#!/bin/sh /etc/rc.commonI did a few others to take care of cute things like a startup sound. These should also by symlinked into e.g. /etc/rc.d/S65fsmount -- this is where OpenWRT will look for scripts to run in sequence during startup.
# Copyright (C) 2006 OpenWrt.org
# Copyright (C) 2007 Alec Smecher
mount /dev/ide/host0/bus0/target0/lun0/part3 /mnt/music -t ext3 -o ro
We're getting a little ahead of ourselves here -- since we've only just installed the modules to read the hard drive, we'll need to restart the device to get it to actually load them and find the hardware there.
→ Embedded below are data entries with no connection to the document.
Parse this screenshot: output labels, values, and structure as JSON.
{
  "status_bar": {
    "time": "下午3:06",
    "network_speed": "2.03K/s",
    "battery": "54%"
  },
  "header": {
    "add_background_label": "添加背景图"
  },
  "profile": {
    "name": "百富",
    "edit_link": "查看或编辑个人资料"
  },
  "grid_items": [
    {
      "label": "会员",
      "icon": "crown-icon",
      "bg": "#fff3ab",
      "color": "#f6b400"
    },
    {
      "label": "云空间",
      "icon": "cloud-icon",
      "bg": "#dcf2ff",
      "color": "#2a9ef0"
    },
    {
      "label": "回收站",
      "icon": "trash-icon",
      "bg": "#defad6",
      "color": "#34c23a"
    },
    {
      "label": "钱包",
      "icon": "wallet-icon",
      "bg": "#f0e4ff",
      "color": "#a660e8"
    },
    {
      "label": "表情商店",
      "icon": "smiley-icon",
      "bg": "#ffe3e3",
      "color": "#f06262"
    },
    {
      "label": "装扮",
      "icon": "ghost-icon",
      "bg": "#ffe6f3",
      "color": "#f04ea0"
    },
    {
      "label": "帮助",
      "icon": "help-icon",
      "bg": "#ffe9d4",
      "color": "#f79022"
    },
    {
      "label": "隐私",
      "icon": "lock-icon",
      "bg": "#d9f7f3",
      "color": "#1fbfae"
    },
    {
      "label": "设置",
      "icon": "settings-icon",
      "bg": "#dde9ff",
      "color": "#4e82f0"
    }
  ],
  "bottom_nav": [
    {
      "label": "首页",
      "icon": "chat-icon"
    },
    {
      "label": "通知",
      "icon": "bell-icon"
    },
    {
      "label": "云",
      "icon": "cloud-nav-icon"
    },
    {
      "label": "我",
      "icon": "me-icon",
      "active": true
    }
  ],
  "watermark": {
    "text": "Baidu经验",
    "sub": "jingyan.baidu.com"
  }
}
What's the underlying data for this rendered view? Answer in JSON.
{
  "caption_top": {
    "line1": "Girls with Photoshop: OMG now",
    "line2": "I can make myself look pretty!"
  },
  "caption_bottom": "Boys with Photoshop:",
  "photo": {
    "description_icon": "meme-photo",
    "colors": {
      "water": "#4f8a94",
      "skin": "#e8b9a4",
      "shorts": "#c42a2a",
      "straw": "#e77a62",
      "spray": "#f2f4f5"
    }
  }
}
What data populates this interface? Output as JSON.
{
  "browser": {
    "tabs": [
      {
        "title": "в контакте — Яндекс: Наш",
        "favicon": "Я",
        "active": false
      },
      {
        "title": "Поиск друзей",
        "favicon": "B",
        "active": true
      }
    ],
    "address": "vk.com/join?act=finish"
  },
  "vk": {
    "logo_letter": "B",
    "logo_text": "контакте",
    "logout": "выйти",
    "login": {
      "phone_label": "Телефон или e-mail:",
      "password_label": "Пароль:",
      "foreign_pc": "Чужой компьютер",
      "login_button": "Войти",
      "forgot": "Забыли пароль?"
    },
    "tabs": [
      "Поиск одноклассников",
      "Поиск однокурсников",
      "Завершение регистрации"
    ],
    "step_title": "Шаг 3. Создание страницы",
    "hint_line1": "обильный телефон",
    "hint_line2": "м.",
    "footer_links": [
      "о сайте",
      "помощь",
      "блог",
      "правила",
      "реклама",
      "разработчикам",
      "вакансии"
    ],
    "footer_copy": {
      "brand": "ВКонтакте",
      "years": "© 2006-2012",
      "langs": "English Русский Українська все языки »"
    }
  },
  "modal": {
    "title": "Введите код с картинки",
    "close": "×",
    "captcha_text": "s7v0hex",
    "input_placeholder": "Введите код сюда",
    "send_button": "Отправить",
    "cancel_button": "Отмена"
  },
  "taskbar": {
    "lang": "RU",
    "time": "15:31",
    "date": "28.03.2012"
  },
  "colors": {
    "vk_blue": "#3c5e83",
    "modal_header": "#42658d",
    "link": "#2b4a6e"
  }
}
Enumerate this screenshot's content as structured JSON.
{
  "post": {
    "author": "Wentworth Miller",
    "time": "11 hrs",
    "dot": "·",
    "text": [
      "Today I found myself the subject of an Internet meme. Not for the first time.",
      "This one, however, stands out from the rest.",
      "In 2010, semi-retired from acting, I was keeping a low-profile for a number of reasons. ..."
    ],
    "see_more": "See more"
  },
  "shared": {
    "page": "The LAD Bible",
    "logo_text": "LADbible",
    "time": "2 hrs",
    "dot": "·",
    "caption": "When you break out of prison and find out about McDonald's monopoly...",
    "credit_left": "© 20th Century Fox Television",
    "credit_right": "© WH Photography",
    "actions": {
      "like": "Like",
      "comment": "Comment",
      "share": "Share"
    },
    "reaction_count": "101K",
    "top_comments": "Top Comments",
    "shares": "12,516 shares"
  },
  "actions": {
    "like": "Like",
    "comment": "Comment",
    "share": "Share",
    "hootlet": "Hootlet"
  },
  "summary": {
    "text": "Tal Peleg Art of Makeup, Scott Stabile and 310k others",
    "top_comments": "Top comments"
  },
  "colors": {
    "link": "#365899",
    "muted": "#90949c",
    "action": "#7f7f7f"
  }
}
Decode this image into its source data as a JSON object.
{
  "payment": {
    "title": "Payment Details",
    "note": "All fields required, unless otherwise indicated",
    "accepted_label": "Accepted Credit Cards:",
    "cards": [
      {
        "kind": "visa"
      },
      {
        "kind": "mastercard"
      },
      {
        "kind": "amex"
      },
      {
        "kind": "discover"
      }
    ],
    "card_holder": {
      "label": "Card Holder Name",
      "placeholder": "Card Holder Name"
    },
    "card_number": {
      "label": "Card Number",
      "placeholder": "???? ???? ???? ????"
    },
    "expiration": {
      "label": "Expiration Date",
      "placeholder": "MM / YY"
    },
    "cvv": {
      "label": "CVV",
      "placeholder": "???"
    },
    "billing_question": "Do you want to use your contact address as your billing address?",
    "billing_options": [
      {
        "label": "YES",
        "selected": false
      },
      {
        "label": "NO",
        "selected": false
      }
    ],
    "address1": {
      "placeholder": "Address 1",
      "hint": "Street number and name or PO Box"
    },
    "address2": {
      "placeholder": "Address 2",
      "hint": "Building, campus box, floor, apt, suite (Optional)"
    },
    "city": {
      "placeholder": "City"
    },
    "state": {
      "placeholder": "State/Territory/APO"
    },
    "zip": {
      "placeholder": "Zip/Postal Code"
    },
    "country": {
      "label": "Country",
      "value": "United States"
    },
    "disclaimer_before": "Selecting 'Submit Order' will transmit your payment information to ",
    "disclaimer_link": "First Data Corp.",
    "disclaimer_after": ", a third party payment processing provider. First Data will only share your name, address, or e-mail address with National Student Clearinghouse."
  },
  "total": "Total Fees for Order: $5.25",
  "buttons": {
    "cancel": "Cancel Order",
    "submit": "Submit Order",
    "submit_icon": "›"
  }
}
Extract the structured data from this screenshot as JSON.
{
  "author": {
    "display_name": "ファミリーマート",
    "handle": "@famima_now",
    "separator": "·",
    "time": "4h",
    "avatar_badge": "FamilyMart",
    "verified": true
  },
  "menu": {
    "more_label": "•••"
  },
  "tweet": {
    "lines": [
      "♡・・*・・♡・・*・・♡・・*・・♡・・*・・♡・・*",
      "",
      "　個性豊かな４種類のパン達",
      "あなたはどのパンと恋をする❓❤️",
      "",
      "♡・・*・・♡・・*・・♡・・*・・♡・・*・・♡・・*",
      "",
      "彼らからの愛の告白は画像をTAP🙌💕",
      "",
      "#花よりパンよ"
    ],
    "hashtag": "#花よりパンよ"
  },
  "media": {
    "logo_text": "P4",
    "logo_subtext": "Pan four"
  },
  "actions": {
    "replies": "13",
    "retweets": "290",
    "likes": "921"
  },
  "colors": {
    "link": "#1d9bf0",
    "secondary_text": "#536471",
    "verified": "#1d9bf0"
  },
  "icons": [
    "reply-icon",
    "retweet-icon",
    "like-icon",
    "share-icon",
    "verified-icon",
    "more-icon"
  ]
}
When you come up again you should have IDE support courtesy of the modules you installed previously. If the fsmount script I described above is installed correctly, you should have /mnt/music mounted for your media storage.
Now we need to make room for more packages but the flash is probably getting pretty full. To do this, let's move the contents of /usr/lib onto the first IDE partition.
mount /dev/ide/host0/bus0/target0/lun0/part1 /mnt -t ext2
mv /usr/lib/* /mnt
mount /dev/ide/host0/bus0/target0/lun0/part1 /usr/lib -t ext2
If that went well, you'll want to add that last mount statement to your fsmount script so that it's mounted on boot. You might want to reboot the machine here to make sure everything is going according to plan.
Now there's a bit more space to play with, so let's install more packages:
ipkg install swap-utils
This will give you swap space to increase the effective amount of memory, since that's also pretty limited on this device. You'll also want to add that last statement to your fsmount script. Once again, reboot and test.
Great! Now this little device can reach enough storage to pretend that it's much more capable. Let's keep installing the packages we're going to need for the Bluetooth remote control part of the job. (Note that we remount the /usr/lib partition read-write, as it'll typically be read-only. This is important to remember when installing packages henceforth.)
mount /usr/lib -o remount,rw
ipkg install kmod-bluetooth
ipkg install bluez-libs bluez-utils
ipkg install usbutils
ipkg install mpcmount /usr/lib -o remount,ro
Reboot once again to bring up bluetooth support via that USB dongle you've got hanging off the end of the device. There's some configuration to do: edit /etc/config/bluetooth to enable services; ln -s /etc/init.d/bluez-utils S69bluez-utils to get the bluetooth tools to start automatically; edit /etc/bluetooth/givepin to set the PIN code; edit /etc/bluetooth/rfcomm.conf to specify the address of the cell phone or remote control device you'll be working with. I'm not particularly pro with Bluetooth -- in fact, this project is the only thing I've ever used it for -- so forgive me if this part of the equation is a little muddy.
Reboot again to clear the slate for the next bit of work. By this point you should have a working device with MPD installed; you can try connecting to it from another machine via the network and playing some music while you ponder the next step.
The Remote Control
The remote control for this hack consists of a crappy old cell phone that's capable of running a J2ME (Java 2 Mobile Edition) application. This is a very simple application that connects via Bluetooth to a C program running on the WL-HDD; the C program listens for button presses from the cell phone via a Bluetooth serial connection, and translates those buttons into commands for the MPD server using the "MPC" command-line tool. It also feeds song names back to the cell phone.
Here is where I would love to post two pieces of source code: one, the C code for the remote control daemon that runs on the WL-HDD, and second, the Java code that runs on the cell phone. There is a fair chance that I've lost both in the intervening three years -- however I do have an old hard disk lying around that's likely to contain both. I'll make an attempt in the coming few weeks to dig it out -- and this is as good a time as any to leave off for the moment.
To Be Continued...